      //Only for demo purposes. Don't specify your credentials in code.
      final CredentialsProvider credentialsProvider = new BasicCredentialsProvider();
      credentialsProvider.setCredentials(AuthScope.ANY,
        new UsernamePasswordCredentials("admin", "admin"));

      //Initialize the client with SSL and TLS enabled
      restClient = RestClient.builder(new HttpHost("localhost", 9200, "https")).
        setHttpClientConfigCallback(new RestClientBuilder.HttpClientConfigCallback() {
          @Override
          public HttpAsyncClientBuilder customizeHttpClient(HttpAsyncClientBuilder httpClientBuilder) {
          return httpClientBuilder.setDefaultCredentialsProvider(credentialsProvider);
          }
        }).build();
      Transport transport = new RestClientTransport(restClient, new JacksonJsonpMapper());
      OpenSearchClient client = new OpenSearchClient(transport);

      //Create the index
      String index = "sample-index";
      CreateIndexRequest createIndexRequest = new CreateIndexRequest.Builder().index(index).build();
      client.indices().create(createIndexRequest);

      //Add some settings to the index
      IndexSettings indexSettings = new IndexSettings.Builder().autoExpandReplicas("0-all").build();
      IndexSettingsBody settingsBody = new IndexSettingsBody.Builder().settings(indexSettings).build();
      PutSettingsRequest putSettingsRequest = new PutSettingsRequest.Builder().index(index).value(settingsBody).build();
      client.indices().putSettings(putSettingsRequest);

      //Index some data
      IndexData indexData = new IndexData("first_name", "Bruce");
      IndexRequest<IndexData> indexRequest = new IndexRequest.Builder<IndexData>().index(index).id("1").document(indexData).build();
      client.index(indexRequest);

      //Search for the document
      SearchResponse<IndexData> searchResponse = client.search(s -> s.index(index), IndexData.class);
      for (int i = 0; i< searchResponse.hits().hits().size(); i++) {
        System.out.println(searchResponse.hits().hits().get(i).source());
      }

      //Delete the document
      client.delete(b -> b.index(index).id("1"));

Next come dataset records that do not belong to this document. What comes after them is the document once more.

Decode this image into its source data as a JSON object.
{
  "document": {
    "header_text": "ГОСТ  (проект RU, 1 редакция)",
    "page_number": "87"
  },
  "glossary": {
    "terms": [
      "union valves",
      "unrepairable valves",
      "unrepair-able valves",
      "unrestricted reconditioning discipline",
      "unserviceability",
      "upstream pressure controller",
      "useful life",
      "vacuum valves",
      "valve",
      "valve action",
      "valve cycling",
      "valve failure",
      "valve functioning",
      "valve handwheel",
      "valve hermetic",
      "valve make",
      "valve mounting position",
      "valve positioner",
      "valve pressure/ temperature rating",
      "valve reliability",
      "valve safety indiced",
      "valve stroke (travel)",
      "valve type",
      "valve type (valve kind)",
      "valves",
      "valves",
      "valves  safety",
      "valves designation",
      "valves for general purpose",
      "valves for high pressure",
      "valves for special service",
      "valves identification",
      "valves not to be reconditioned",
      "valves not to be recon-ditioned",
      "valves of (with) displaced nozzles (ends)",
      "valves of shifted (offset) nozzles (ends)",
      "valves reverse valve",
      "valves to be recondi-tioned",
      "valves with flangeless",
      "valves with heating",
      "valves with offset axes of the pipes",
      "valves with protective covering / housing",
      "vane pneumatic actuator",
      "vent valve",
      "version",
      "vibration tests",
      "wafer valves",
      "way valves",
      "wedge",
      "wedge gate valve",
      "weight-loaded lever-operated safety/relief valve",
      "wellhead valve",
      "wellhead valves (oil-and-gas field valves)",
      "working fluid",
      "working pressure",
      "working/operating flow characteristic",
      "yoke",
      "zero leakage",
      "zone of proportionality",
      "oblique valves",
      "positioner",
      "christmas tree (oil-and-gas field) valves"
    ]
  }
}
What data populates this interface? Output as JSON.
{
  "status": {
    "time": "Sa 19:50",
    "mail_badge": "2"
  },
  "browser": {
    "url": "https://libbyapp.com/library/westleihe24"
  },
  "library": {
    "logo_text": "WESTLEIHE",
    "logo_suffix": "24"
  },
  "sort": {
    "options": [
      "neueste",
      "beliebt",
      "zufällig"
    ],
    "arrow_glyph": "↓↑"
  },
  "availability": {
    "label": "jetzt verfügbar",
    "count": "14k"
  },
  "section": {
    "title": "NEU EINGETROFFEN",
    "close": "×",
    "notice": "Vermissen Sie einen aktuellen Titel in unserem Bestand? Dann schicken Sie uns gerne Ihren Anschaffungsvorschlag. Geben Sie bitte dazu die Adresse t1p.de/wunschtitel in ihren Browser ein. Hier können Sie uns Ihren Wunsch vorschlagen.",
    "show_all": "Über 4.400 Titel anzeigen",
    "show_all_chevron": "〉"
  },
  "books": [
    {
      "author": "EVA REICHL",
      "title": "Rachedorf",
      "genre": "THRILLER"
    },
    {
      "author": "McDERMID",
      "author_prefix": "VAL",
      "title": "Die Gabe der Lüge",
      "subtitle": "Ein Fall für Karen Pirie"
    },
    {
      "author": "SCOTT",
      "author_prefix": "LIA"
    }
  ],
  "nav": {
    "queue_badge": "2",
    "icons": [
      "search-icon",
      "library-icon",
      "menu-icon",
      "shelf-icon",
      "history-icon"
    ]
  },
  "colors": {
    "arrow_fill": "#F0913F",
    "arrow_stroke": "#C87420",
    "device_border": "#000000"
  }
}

      // Delete the index
      DeleteIndexRequest deleteIndexRequest = new DeleteRequest.Builder().index(index).build();
      DeleteIndexResponse deleteIndexResponse = client.indices().delete(deleteIndexRequest);
    } catch (IOException e){
      System.out.println(e.toString());
    } finally {
      try {
        if (restClient != null) {
          restClient.close();
        }
      } catch (IOException e) {
        System.out.println(e.toString());
      }
    }
  }
}